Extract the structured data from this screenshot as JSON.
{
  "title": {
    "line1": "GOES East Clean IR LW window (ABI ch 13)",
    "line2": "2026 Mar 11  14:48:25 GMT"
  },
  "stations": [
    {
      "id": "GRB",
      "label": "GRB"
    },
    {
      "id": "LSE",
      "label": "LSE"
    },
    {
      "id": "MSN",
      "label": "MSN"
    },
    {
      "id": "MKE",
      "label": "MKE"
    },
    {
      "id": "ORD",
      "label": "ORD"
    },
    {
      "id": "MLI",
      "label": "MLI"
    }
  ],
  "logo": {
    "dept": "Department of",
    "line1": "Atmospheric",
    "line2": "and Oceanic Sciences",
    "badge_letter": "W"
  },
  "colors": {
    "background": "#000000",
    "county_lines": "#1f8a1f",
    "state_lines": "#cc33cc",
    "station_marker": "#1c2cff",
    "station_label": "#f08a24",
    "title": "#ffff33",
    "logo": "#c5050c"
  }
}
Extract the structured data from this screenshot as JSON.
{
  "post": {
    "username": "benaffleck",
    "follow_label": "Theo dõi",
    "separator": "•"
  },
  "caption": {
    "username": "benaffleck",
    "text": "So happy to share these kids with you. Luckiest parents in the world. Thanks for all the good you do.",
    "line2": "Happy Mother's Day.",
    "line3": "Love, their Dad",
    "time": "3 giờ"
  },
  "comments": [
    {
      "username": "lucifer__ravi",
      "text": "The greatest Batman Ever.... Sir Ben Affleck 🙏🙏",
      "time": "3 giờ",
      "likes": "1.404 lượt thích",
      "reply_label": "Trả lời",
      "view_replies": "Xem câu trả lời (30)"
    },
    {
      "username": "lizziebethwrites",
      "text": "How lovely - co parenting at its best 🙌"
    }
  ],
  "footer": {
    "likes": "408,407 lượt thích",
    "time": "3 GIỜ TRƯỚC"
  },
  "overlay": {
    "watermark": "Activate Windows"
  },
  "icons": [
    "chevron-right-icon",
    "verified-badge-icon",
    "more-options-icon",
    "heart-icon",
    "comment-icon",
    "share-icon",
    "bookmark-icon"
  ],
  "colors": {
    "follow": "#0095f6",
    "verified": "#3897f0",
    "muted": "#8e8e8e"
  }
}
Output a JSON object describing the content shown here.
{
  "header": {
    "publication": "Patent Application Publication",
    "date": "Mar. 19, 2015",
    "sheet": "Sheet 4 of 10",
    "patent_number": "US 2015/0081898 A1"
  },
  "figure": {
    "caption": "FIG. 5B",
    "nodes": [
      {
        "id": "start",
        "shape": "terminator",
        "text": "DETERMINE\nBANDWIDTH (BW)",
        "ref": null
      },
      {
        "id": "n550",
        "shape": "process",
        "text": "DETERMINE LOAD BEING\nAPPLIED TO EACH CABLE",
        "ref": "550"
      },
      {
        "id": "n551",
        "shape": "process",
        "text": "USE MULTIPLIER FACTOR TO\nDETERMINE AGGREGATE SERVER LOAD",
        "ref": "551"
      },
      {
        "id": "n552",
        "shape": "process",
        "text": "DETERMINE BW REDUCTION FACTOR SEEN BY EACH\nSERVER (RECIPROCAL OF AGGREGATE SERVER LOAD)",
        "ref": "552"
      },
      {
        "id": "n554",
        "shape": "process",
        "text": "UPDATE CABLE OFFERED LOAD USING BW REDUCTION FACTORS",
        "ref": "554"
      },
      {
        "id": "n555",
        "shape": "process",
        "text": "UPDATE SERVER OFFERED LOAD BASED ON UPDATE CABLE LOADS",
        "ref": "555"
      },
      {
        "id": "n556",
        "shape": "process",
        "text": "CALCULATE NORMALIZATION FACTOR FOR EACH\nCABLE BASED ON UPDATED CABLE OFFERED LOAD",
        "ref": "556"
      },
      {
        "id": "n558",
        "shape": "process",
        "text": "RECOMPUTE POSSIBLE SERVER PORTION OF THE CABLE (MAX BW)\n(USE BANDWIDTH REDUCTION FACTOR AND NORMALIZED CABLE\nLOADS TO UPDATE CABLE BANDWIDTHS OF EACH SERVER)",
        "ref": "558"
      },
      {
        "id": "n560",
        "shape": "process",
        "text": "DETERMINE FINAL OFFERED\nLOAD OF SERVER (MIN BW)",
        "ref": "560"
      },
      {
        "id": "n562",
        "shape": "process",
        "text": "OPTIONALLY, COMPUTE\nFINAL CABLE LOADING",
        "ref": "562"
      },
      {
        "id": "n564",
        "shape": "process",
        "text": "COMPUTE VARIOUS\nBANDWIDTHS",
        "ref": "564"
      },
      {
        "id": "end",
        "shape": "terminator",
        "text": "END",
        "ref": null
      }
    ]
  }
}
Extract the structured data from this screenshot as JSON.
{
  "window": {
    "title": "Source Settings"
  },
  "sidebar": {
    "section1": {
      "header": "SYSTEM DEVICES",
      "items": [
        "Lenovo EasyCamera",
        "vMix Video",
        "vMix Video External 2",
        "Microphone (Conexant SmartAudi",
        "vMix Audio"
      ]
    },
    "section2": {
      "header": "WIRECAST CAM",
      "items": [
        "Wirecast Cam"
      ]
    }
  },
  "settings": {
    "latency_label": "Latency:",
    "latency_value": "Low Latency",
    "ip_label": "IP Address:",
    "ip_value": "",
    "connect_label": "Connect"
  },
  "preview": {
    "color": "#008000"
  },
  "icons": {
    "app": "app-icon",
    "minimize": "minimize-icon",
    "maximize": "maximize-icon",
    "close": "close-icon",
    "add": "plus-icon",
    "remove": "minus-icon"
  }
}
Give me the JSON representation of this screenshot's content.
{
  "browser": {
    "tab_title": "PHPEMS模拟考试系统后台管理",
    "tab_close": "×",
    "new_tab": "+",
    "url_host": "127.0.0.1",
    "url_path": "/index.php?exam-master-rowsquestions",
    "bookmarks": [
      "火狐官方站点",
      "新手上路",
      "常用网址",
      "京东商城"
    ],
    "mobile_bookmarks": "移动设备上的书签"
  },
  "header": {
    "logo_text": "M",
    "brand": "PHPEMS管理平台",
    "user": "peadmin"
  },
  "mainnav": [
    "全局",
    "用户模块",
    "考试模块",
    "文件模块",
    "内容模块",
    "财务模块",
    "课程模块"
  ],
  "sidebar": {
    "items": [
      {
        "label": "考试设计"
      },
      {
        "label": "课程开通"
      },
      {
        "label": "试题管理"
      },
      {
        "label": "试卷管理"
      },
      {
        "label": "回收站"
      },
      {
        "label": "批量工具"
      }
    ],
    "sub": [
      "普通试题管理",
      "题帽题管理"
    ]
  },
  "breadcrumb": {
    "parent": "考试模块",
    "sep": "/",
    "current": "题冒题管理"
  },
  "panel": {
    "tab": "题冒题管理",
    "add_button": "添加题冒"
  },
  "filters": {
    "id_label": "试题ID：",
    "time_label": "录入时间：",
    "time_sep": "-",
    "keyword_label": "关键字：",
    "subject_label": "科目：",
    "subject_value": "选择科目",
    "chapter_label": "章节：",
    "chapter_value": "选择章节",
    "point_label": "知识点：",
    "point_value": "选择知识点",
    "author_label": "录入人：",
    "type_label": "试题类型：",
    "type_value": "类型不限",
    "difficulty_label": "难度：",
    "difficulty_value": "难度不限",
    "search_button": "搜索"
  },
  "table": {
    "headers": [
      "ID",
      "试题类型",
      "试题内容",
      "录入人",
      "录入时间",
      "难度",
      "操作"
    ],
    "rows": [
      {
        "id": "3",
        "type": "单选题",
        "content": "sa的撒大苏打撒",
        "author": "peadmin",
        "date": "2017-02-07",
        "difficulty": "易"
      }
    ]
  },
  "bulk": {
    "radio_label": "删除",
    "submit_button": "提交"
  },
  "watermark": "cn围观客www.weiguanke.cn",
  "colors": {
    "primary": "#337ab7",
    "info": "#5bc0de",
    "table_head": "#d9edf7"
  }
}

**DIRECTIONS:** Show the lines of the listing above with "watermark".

**ANSWER SECTION:**
    "watermark": "Activate Windows"
  "watermark": "cn围观客www.weiguanke.cn",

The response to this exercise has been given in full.